Free tickets for the public memorial for Jenni Rivera — the much-loved "diva of banda music" who perished in a plane crash this month — were gone fewer than 15 minutes after they became available, but thousands of fans still hustled to try to get in free or to stake out spots in front of the giant screen that broadcast the event live outside the amphitheater near Universal Studios on Wednesday.
Rivera’s brother, Pastor Pedro Rivera Jr., officiated at the two-hour service. The performer’s five children and her extended family, as well as more than 5,000 fans, joined the public memorial before a private funeral service.
The singer and six others were killed Dec. 9 when their small plane crashed in Northern Mexico during a concert tour.
Outside the theater, Rivera’s song “Cuando Muere una Dama” — “When a Lady Dies” — played, and her female fans sang along. The song described her own wishes — have a big party for me, release butterflies into the sky in my name, and please don’t forget me.

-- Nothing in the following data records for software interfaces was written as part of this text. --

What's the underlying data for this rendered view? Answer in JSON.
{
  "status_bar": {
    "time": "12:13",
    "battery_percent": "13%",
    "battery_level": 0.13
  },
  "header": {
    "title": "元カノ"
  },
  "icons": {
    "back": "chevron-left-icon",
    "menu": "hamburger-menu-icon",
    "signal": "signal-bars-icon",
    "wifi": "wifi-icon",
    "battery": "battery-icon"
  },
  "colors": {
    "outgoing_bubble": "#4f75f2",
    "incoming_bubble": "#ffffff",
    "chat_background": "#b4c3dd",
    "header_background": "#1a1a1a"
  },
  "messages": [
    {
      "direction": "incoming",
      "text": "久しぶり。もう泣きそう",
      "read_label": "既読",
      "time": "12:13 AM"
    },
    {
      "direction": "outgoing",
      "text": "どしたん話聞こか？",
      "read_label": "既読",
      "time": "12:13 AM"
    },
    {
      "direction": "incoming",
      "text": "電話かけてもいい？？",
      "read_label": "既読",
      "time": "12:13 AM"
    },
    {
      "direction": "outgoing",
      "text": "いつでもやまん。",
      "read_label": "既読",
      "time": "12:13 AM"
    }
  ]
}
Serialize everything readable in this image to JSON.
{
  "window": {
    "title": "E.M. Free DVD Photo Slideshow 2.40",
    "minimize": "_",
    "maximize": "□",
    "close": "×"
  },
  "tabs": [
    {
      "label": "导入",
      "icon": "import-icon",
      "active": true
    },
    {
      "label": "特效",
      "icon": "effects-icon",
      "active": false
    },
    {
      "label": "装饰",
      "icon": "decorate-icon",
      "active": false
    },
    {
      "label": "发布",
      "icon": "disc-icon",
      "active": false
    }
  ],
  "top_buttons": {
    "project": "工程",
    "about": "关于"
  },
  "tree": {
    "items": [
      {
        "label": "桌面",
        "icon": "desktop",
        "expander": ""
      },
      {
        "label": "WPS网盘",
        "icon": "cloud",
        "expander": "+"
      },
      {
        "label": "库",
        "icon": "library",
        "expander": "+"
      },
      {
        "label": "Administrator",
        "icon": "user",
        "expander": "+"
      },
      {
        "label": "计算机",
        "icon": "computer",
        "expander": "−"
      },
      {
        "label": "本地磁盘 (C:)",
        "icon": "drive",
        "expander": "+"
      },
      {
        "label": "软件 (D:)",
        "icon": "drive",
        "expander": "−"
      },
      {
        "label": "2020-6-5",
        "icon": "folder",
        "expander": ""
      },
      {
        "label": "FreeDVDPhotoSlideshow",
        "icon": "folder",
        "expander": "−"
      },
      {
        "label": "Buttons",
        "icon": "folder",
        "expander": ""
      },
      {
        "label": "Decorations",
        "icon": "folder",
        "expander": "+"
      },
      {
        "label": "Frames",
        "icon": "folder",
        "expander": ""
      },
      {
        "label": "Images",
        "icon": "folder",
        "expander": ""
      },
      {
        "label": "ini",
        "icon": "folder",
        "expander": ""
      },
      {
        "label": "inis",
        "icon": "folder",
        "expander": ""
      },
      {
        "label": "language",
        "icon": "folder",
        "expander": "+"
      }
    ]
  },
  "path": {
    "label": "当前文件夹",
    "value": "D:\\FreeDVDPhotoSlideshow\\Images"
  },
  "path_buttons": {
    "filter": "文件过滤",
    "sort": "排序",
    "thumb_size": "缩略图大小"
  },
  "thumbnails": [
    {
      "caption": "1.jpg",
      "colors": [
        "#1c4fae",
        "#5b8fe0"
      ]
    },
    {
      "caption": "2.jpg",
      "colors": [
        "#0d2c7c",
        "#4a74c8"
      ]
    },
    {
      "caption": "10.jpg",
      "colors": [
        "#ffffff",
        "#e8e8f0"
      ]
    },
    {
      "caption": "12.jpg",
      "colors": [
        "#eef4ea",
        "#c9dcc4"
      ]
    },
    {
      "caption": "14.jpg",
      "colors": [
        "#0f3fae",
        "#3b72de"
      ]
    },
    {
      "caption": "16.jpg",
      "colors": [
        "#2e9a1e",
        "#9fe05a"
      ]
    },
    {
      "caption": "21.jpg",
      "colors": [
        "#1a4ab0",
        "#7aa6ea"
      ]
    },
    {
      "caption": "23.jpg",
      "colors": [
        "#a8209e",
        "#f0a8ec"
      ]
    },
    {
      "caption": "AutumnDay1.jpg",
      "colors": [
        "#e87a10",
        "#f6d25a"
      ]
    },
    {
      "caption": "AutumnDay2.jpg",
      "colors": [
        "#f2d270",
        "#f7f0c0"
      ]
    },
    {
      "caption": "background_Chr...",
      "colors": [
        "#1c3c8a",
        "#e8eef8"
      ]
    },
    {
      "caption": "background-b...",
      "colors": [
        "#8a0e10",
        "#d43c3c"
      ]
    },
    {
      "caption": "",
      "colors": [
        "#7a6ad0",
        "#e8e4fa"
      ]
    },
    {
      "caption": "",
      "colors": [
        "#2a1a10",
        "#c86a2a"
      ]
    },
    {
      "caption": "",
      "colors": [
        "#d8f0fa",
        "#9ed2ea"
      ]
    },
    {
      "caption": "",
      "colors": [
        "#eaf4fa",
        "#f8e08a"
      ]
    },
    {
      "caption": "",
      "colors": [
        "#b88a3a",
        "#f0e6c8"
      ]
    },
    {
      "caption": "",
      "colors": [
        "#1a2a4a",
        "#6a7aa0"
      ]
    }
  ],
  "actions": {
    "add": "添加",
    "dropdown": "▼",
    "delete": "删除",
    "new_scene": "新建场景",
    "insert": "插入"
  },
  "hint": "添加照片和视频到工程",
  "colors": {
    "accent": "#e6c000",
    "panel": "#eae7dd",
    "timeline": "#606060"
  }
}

Alicia Castañeda, who like Rivera is 43 years old, said she attended because she identifies with Rivera the singer, entrepreneur and domestic violence survivor.
“She’s a strong woman. Some time ago I suffered like that, and it’s a nice thing to have a Latina woman, a Mexican-American woman, who showed us to not stay quiet, who said, 'You need to speak,'” Castañeda said.
Castañeda’s husband, Jaime, stood next to her with a white rose in hand, shedding a couple of tears.
On the screen in front of him, live video of the ceremony showed Rivera’s sons and brothers, dressed in identical white suits, processed onto the stage with the red casket that carried Rivera’s body.